Should the machine be given over to the child to use at will? With young children, not usually.  Yes, eventually, if the machine is being used as a communication device but then it would not be wise to put competing games on the device.  Even then, one would have to teach the child how to use the device. It is very easy to delete many programs off these machines.  If the ipod touch is being used as a learning tool, not a communication device, then the adult should manage the machine very actively with young children.  This is going to mean some arguments at the beginning.  Parents should not cave on this argument, simply make a rule that grown-ups hold the machine and stick to it.  I am not advocating buying an ipod touch for a young child to play with independently.  Quite the contrary. I think this would be unwise and cause the child to become more self-isolated since it is easy to become addicted to the games available on these devices. I don't think small hand held gaming machines are healthy for any young child and the research seems to support my view on this.

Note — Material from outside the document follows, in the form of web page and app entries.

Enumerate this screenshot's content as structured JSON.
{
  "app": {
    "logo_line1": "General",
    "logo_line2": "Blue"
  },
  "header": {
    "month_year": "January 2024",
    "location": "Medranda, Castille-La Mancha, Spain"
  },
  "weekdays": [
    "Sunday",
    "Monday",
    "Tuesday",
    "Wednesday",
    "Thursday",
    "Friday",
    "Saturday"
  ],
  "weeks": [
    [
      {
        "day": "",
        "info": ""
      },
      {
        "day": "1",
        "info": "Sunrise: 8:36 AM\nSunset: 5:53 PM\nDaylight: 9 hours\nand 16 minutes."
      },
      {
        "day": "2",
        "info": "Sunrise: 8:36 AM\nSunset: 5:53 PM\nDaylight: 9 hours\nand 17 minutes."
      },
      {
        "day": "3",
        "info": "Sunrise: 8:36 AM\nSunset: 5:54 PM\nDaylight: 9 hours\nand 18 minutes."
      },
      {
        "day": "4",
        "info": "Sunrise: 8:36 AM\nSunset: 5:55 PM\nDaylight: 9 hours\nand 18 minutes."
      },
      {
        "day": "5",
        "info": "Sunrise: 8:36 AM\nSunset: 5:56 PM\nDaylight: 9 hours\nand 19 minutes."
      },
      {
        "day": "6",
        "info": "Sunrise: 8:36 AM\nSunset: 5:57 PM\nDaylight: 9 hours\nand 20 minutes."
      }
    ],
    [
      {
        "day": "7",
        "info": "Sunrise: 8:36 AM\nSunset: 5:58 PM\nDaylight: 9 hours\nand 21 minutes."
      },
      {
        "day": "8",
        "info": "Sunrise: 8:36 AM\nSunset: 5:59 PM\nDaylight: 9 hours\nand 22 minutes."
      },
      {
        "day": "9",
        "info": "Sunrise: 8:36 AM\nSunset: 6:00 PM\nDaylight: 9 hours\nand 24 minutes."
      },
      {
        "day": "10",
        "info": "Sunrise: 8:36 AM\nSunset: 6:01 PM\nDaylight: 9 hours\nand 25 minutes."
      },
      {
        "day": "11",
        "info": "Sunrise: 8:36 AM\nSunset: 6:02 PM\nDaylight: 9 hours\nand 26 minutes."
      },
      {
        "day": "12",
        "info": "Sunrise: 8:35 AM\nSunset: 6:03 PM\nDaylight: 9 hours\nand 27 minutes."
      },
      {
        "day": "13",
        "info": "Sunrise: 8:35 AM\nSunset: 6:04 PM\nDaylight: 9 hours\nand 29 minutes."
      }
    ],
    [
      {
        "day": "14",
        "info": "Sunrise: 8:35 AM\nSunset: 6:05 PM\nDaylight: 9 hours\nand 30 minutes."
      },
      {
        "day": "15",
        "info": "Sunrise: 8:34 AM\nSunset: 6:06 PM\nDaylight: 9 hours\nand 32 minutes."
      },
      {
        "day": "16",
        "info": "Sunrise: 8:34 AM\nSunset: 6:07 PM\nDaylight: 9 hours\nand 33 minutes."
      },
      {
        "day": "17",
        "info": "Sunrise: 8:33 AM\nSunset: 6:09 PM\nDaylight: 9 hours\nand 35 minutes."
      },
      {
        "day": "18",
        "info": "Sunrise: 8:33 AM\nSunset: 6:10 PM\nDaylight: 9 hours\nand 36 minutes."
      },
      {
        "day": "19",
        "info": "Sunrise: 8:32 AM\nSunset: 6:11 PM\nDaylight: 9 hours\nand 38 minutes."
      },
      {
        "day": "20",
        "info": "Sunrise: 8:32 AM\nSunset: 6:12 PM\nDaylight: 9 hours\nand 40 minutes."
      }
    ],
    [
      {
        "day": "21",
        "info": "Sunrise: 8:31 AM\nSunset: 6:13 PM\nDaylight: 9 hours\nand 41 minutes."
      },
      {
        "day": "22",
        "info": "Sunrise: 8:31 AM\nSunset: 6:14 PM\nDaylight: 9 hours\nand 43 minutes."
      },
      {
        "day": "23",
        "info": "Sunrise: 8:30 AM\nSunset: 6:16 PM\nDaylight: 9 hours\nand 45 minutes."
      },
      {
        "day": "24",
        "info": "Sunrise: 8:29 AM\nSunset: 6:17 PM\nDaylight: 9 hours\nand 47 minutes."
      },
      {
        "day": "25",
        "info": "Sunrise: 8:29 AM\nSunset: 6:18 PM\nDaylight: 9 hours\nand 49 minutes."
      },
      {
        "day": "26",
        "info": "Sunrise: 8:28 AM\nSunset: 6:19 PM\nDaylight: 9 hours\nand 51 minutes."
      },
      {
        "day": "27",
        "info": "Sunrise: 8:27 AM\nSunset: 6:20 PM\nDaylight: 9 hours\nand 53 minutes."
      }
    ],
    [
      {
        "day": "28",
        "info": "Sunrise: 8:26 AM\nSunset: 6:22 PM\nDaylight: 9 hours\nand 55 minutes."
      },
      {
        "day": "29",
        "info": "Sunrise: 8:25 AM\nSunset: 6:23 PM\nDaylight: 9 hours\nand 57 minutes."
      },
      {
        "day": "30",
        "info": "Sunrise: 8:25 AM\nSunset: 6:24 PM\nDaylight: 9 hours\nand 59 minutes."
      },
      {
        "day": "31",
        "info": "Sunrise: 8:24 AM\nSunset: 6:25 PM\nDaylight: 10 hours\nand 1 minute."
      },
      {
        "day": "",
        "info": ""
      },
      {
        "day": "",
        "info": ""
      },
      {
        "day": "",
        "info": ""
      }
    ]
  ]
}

The ipad is the better tool for teaching new concepts to children, in my short experience. It is bigger and the graphics just pop out making it very easy to get and keep a child's attention.  It is a great at home learning tool for everything from music concepts, to drawing, to writing, to geography and of course, from my perspective, it is perfect for teaching language concepts and that is what I will be blogging about.   I think that all language concepts that are taught on a screen need to be taught in the real world too or else they will not be useful to a child.  Keep in mind that the ipad is fragile and easily broken.  It is also addictive so parents will need to limit screen time.  I recommend only letting a young child use it when an adult is playing with the child.

Are these machines good augmentative communication devices?  Yes, these devices appear to be an entire game changer in the world of augmentative communication, but there are some drawbacks and as a Speech Language Pathologist, I am still working hard to figure out how best to use them.  I will do some blog posts soon on using these devices to help children who are nonverbal start to communicate.  These machines allow us to augment communication for many more children and, we hope, help children learn to communicate more quickly.

i-Supports for Children with Autism Blog Series

1  Basic Concepts...a post that describes the iPhone, iPod Touch, and iPad and how apps are used on these devices.
2  Grocery Shopping...a video clip demonstrating how the iPhone or iPod Touch to support social engagement and language learning while grocery shopping.
3.  Rules for the Computer...a post on setting limits on computer time.


TJ said...

I'm excited to hear what you think, and what apps work best for you! Great idea for a theme of posts!

Ashen said...

It is really great and feels good to hear that the iPod touch is not just used by the youngsters but it is also used by everyone irrespective of age. It is quite unbelievable to accept that some one is using an iPod touch in a clinic for medical purposes for children. It proves that iPod is not just for listening songs.

Sue said...

I am so addicted to my iPad. We are using iTouch apps to teach kids on the spectrum and with other disabilitiesin special ed and mainstream schools in Australia but it is all in the very early stages. The cost, being the factor that is holding us back from really running with it at the moment.

Anonymous said...

I would like to draw attention to our new app, called iPicto, for iPhone, iPod Touch

and iPad.
This app is designed to guide people with a (mental) disability, with or without
dementia/alzheimer, asperger, autism and / or a disorder in communication.

This new app iPicto is also a very good tool in learning a way of communication,

for example speech difficulties.

I refer you for further information, visit the App Store.

See for it: http://itunes.apple.com/us/app/ipicto/id423225072?mt=8&ls=1

Thank you for attention,


Erwin van den Hout
The Netherlands